Despite his loss, Trump was able to rally millions of Americans in support of his campaign to “Keep America Great.” On January 6, 2021, Trump supporters took up his charge for citizens to protect the nation’s sovereignty by preventing the confirmation of the newly elected president. The storm of individuals and groups invading the Capital demonstrated the power of political scare tactics that incited fear in thousands and commended Trump’s supports for fighting for Trump’s model of a great nation. Thus, we are sure to see these political maneuvers employed again, especially if Biden holds faithful to his promises to progress social justice, equity, and inclusion.

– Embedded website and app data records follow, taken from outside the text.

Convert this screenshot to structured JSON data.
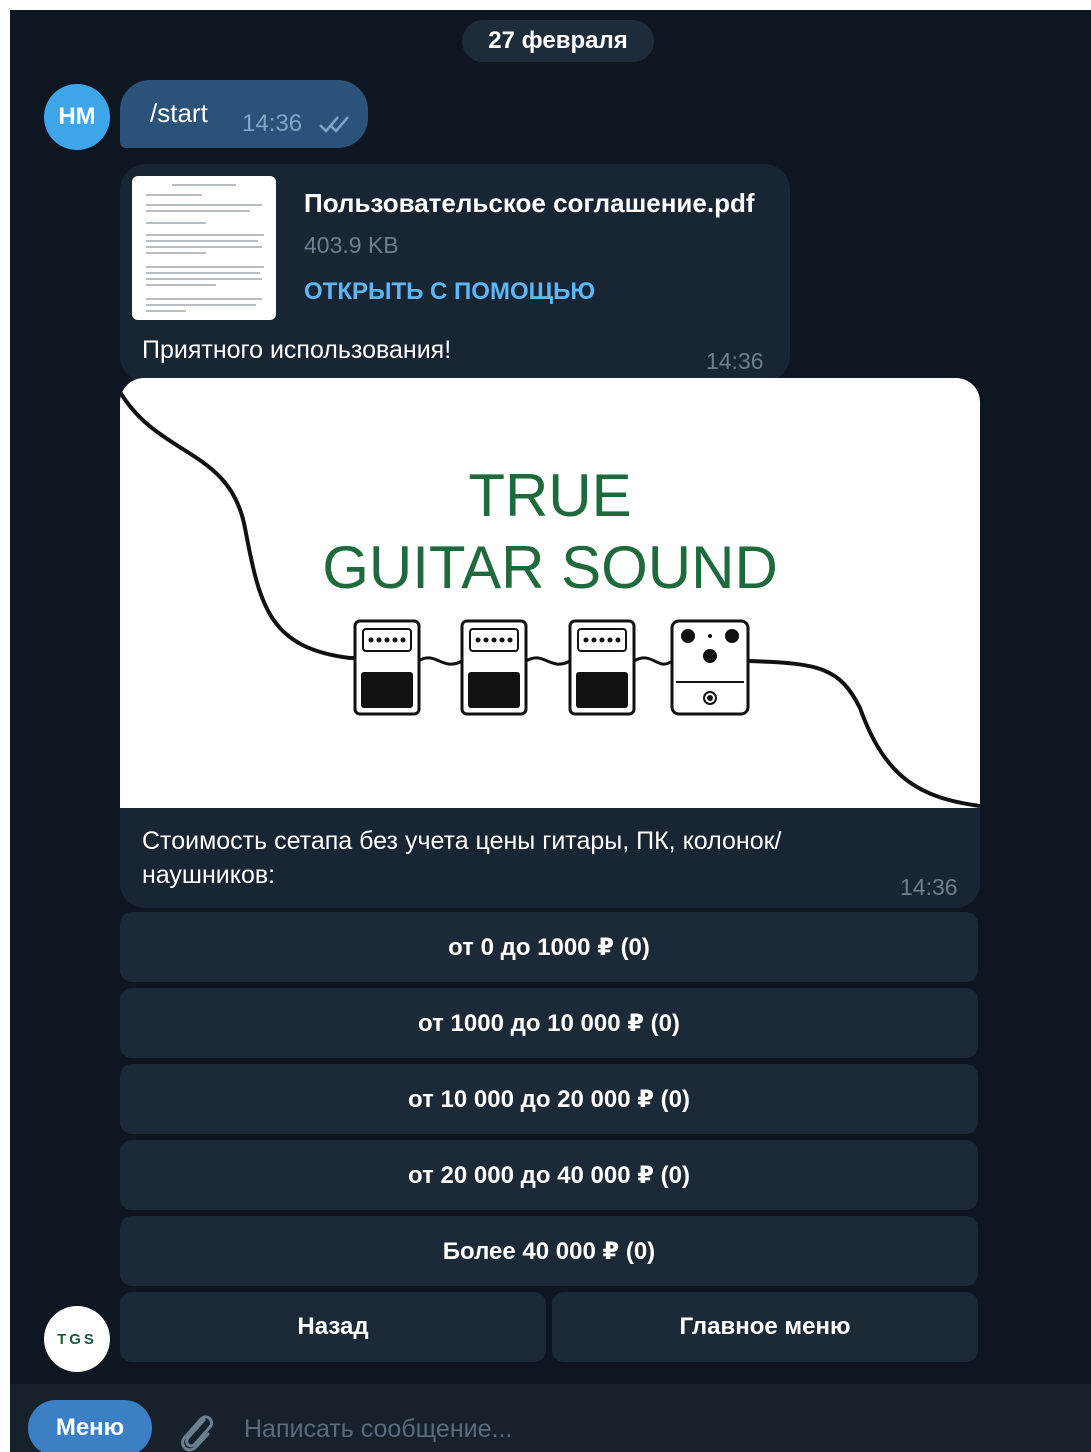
{
  "date_label": "27 февраля",
  "user": {
    "avatar_initials": "НМ"
  },
  "bot": {
    "avatar_text": "TGS"
  },
  "outgoing_message": {
    "text": "/start",
    "time": "14:36",
    "status_icon": "double-check-icon"
  },
  "document_message": {
    "file_name": "Пользовательское соглашение.pdf",
    "file_size": "403.9 KB",
    "open_with": "ОТКРЫТЬ С ПОМОЩЬЮ",
    "caption": "Приятного использования!",
    "time": "14:36"
  },
  "image_message": {
    "logo_line1": "TRUE",
    "logo_line2": "GUITAR SOUND",
    "caption": "Стоимость сетапа без учета цены гитары, ПК, колонок/ наушников:",
    "time": "14:36"
  },
  "keyboard": {
    "options": [
      "от 0 до 1000 ₽ (0)",
      "от 1000 до 10 000 ₽ (0)",
      "от 10 000 до 20 000 ₽ (0)",
      "от 20 000 до 40 000 ₽ (0)",
      "Более 40 000 ₽ (0)"
    ],
    "back": "Назад",
    "main_menu": "Главное меню"
  },
  "composer": {
    "menu_label": "Меню",
    "placeholder": "Написать сообщение..."
  },
  "colors": {
    "chat_bg": "#0e1621",
    "outgoing_bubble": "#2b5278",
    "incoming_bubble": "#182533",
    "keyboard_button": "#1c2a38",
    "link": "#5eb5f7",
    "logo_green": "#1f6a3c"
  }
}
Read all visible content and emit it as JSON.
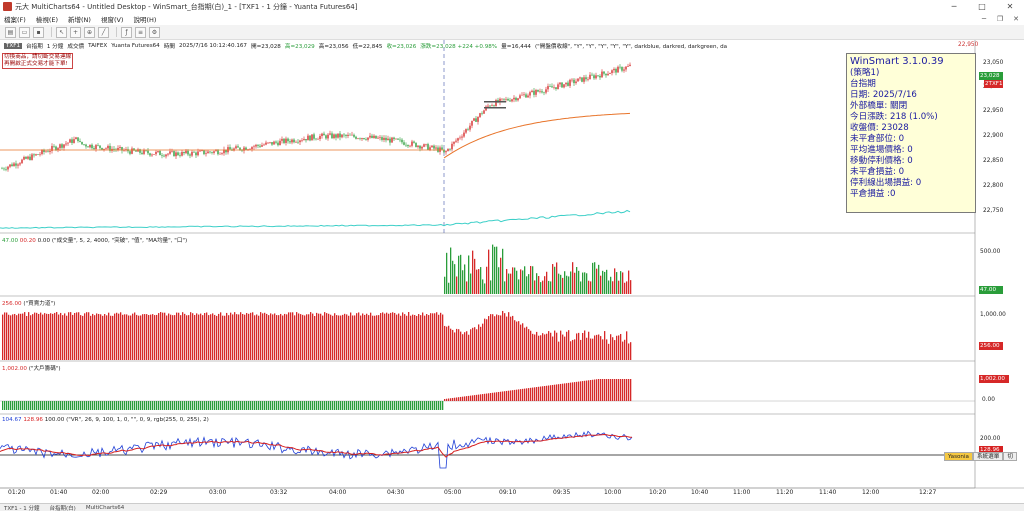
{
  "window": {
    "title": "元大 MultiCharts64 - Untitled Desktop - WinSmart_台指期(白)_1 - [TXF1 - 1 分鐘 - Yuanta Futures64]"
  },
  "menu": [
    "檔案(F)",
    "檢視(E)",
    "新增(N)",
    "視窗(V)",
    "說明(H)"
  ],
  "statusline": {
    "symbol": "TXF1",
    "description": "台指期",
    "interval": "1 分鐘",
    "settings": "成交價",
    "exchange": "TAIFEX",
    "feed": "Yuanta Futures64",
    "date_label": "時間",
    "datetime": "2025/7/16 10:12:40.167",
    "open": "開=23,028",
    "high": "高=23,029",
    "low": "低=22,849",
    "close": "高=23,056",
    "volume_low": "低=22,845",
    "close2": "收=23,026",
    "change": "漲跌=23,028 +224 +0.98%",
    "qty": "量=16,444",
    "study": "(\"開盤價收線\", \"Y\", \"Y\", \"Y\", \"Y\", \"Y\", darkblue, darkred, darkgreen, da"
  },
  "notice": {
    "line1": "切換商品，請切斷交易連線",
    "line2": "再開啟正式交易才能下單!"
  },
  "infobox": {
    "title": "WinSmart 3.1.0.39",
    "strategy": "(策略1)",
    "product": "台指期",
    "date": "日期: 2025/7/16",
    "order": "外部橋單: 關閉",
    "change": "今日漲跌: 218 (1.0%)",
    "close": "收盤價: 23028",
    "position": "未平倉部位: 0",
    "avg_price": "平均進場價格: 0",
    "trail_stop": "移動停利價格: 0",
    "unrealized": "未平倉損益: 0",
    "exit_pl": "停利線出場損益: 0",
    "closed_pl": "平倉損益 :0"
  },
  "panes": {
    "price": {
      "axis": [
        "23,050",
        "23,000",
        "22,950",
        "22,900",
        "22,850",
        "22,800",
        "22,750"
      ],
      "top_label": "22,950",
      "tag": "23,028",
      "tag2": "2TXF1"
    },
    "volume": {
      "legend_vals": [
        "47.00",
        "00.20",
        "0.00"
      ],
      "legend": "(\"成交量\", 5, 2, 4000, \"突破\", \"值\", \"MA均量\", \"口\")",
      "axis": [
        "500.00"
      ],
      "tag": "47.00"
    },
    "buy_sell": {
      "legend_val": "256.00",
      "legend": "(\"買賣力道\")",
      "axis": [
        "1,000.00"
      ],
      "tag": "256.00"
    },
    "big_player": {
      "legend_val": "1,002.00",
      "legend": "(\"大戶籌碼\")",
      "axis": [
        "0.00"
      ],
      "tag": "1,002.00"
    },
    "vr": {
      "legend_vals": [
        "104.67",
        "128.96",
        "100.00"
      ],
      "legend": "(\"VR\", 26, 9, 100, 1, 0, \"\", 0, 9, rgb(255, 0, 255), 2)",
      "axis": [
        "200.00"
      ],
      "tag": "128.96"
    }
  },
  "time_axis": [
    "01:20",
    "01:40",
    "02:00",
    "02:29",
    "03:00",
    "03:32",
    "04:00",
    "04:30",
    "05:00",
    "09:10",
    "09:35",
    "10:00",
    "10:20",
    "10:40",
    "11:00",
    "11:20",
    "11:40",
    "12:00",
    "12:27"
  ],
  "bottom_buttons": [
    "Yasonia",
    "系統選單",
    "切"
  ],
  "taskbar": [
    "TXF1 - 1 分鐘",
    "台指期(白)",
    "MultiCharts64"
  ],
  "colors": {
    "up": "#d62828",
    "down": "#2a9d3a",
    "ma_orange": "#e8742a",
    "teal": "#3ccfc8",
    "vr_blue": "#1f3fd6",
    "vr_red": "#d62020"
  }
}
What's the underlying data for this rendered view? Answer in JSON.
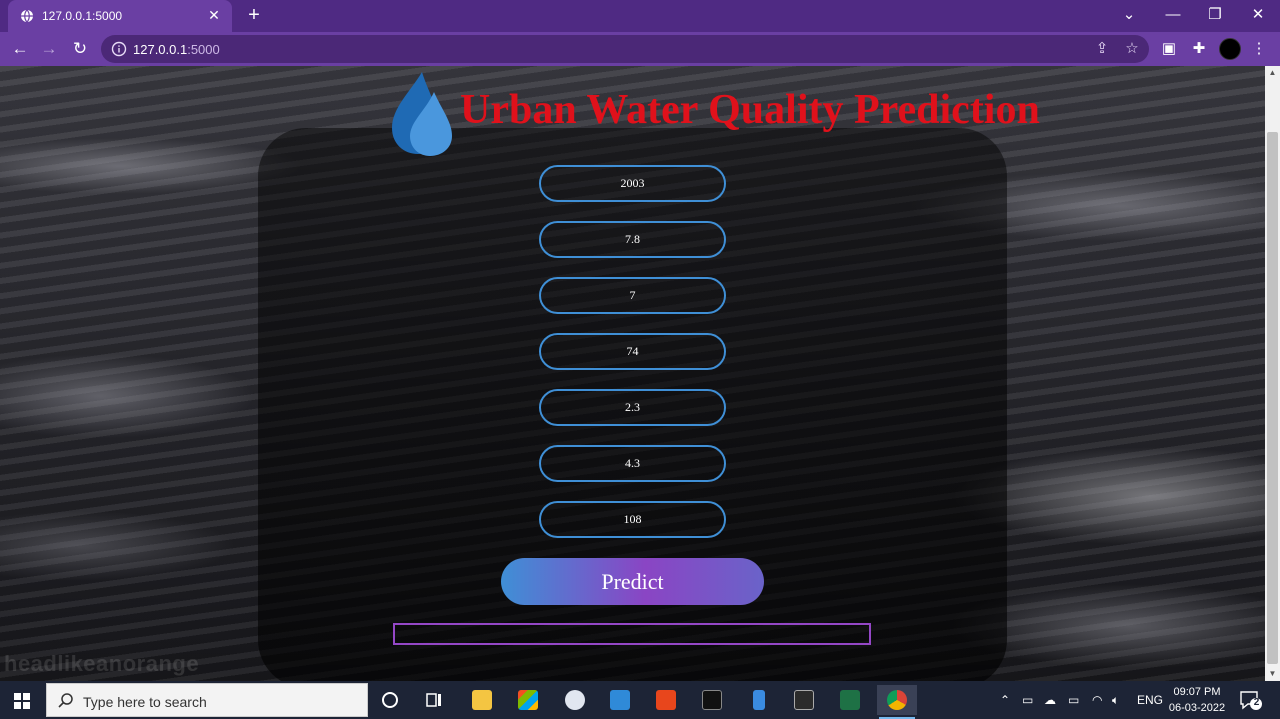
{
  "browser": {
    "tab_title": "127.0.0.1:5000",
    "tab_close": "✕",
    "new_tab": "+",
    "url_host": "127.0.0.1",
    "url_port": ":5000",
    "window": {
      "chevron": "⌄",
      "minimize": "—",
      "restore": "❐",
      "close": "✕"
    }
  },
  "page": {
    "title": "Urban Water Quality Prediction",
    "watermark": "headlikeanorange",
    "fields": [
      "2003",
      "7.8",
      "7",
      "74",
      "2.3",
      "4.3",
      "108"
    ],
    "predict_label": "Predict",
    "result_text": "",
    "colors": {
      "title": "#e0111b",
      "field_border": "#3f8fd6",
      "result_border": "#9447c6"
    }
  },
  "taskbar": {
    "search_placeholder": "Type here to search",
    "lang": "ENG",
    "time": "09:07 PM",
    "date": "06-03-2022",
    "notifications": "2"
  }
}
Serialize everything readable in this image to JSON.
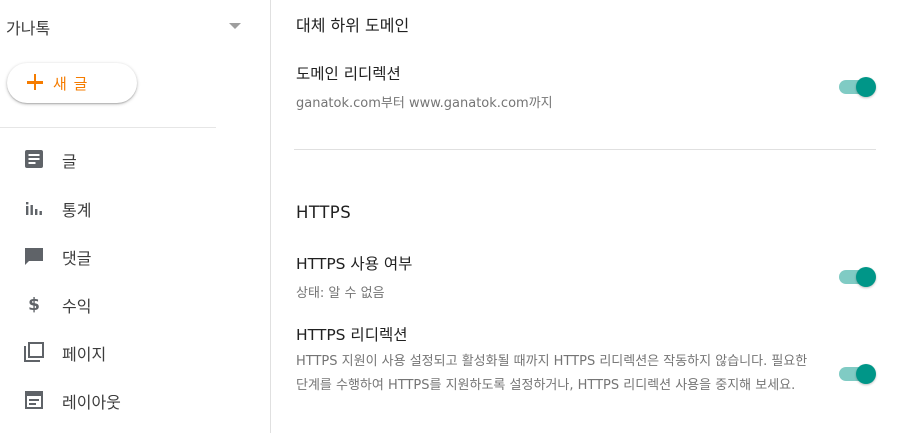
{
  "sidebar": {
    "blog_name": "가나톡",
    "new_post_label": "새 글",
    "items": [
      {
        "label": "글",
        "icon": "posts-icon"
      },
      {
        "label": "통계",
        "icon": "stats-icon"
      },
      {
        "label": "댓글",
        "icon": "comment-icon"
      },
      {
        "label": "수익",
        "icon": "dollar-icon"
      },
      {
        "label": "페이지",
        "icon": "pages-icon"
      },
      {
        "label": "레이아웃",
        "icon": "layout-icon"
      }
    ]
  },
  "main": {
    "alt_subdomain_title": "대체 하위 도메인",
    "domain_redirect": {
      "title": "도메인 리디렉션",
      "desc": "ganatok.com부터 www.ganatok.com까지",
      "enabled": true
    },
    "https_section_title": "HTTPS",
    "https_enabled": {
      "title": "HTTPS 사용 여부",
      "desc": "상태: 알 수 없음",
      "enabled": true
    },
    "https_redirect": {
      "title": "HTTPS 리디렉션",
      "desc": "HTTPS 지원이 사용 설정되고 활성화될 때까지 HTTPS 리디렉션은 작동하지 않습니다. 필요한 단계를 수행하여 HTTPS를 지원하도록 설정하거나, HTTPS 리디렉션 사용을 중지해 보세요.",
      "enabled": true
    }
  },
  "colors": {
    "accent_orange": "#f57c00",
    "toggle_thumb": "#009688",
    "toggle_track": "#80cbc4",
    "icon_gray": "#5f6368"
  }
}
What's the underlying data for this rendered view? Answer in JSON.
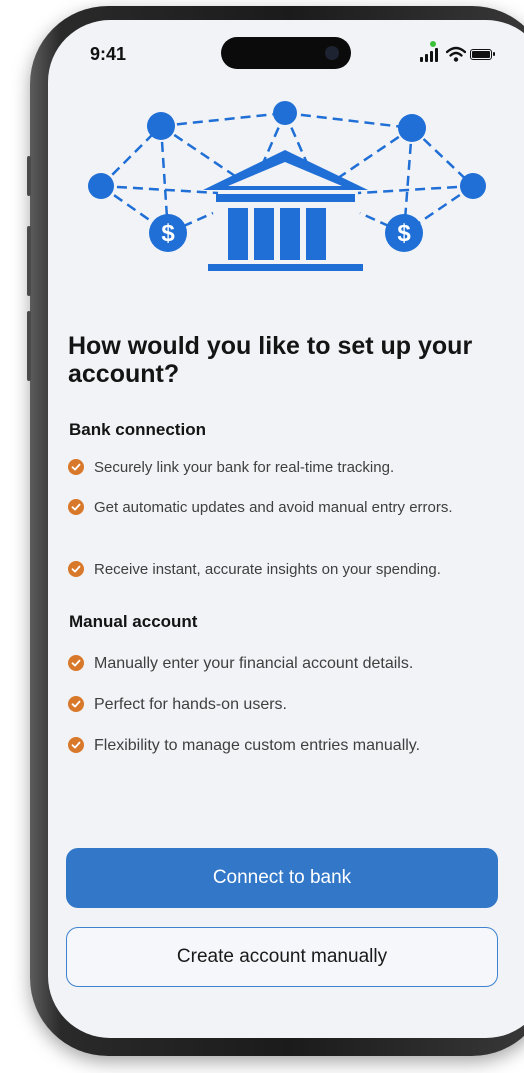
{
  "status_bar": {
    "time": "9:41"
  },
  "title": "How would you like to set up your account?",
  "bank_connection": {
    "heading": "Bank connection",
    "items": [
      "Securely link your bank for real-time tracking.",
      "Get automatic updates and avoid manual entry errors.",
      "Receive instant, accurate insights on your spending."
    ]
  },
  "manual_account": {
    "heading": "Manual account",
    "items": [
      "Manually enter your financial account details.",
      "Perfect for hands-on users.",
      "Flexibility to manage custom entries manually."
    ]
  },
  "buttons": {
    "connect_label": "Connect to bank",
    "manual_label": "Create account manually"
  },
  "illustration": {
    "dollar_symbol": "$"
  },
  "icons": {
    "illustration": "bank-network-icon",
    "bullet": "check-circle-icon",
    "signal": "cellular-signal-icon",
    "wifi": "wifi-icon",
    "battery": "battery-icon"
  },
  "colors": {
    "primary": "#3277c8",
    "illustration_blue": "#1f6fd6",
    "check_orange": "#d8782a",
    "screen_background": "#f2f3f7"
  }
}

Will Donald Trump employ the same scare tactics and political terrorism again to ensure a victory in the 2024 presidential election? The truth is, he does not have to. A new wave of white supremacy American politicians have entered the political arena and are prepared to advance Trump’s philosophy on making America their great nation. The campaign strategies used decades ago will be useful as they are most dominant after significant gains on the most marginalized groups, especially African Americans. These campaigns are indeed backlashes against movements that seek to advance the nation to be more just and inclusive to all. Suppose Vice President Kamala Harris enter the 2024 presidential race. In that case, we may again see Trump as a candidate because his scare tactics were more successful against a woman candidate and less successful against a white male. We are sure to witness political terrorism against women and people of color as history demonstrates that racism and sexism are inherently tied to the fabric of America (Asante 2009). How the nation responds is yet to be determined.
Alexander, Michelle. The New Jim Crow: Mass Incarceration in the Age of Colorblindness. New York: The New Press, 2012. Print.
Asante, Molefi K. Erasing Racism: The Survival of the American Nation. New York: Prometheus Books, 2009. Print.
Jones, Chanelle N. “# LivingWhileBlack: Racially Motivated 911 Calls as a Form of Private Racial Profiling.” Temp. L. Rev. Online 92 (2020): 55.
Trump, Donald. (2020, August 27). “Full text: President Trump’s 2020 RNC acceptance speech.” NBC News. Retrieved November 17, 2020, from https://www.nbcnews.com/politics/2020-election/read-full-text-president-donald-trump-s-acceptance-speech-rnc-n1238636
Lowther, Ed. (2020, October 22). “US election 2020: Trump’s impact on immigration – in seven charts.” BBC News. U.S. Department of Homeland Security. Retrieved November 17, 2020 from https://www.bbc.com/news/election-us-2020-54638643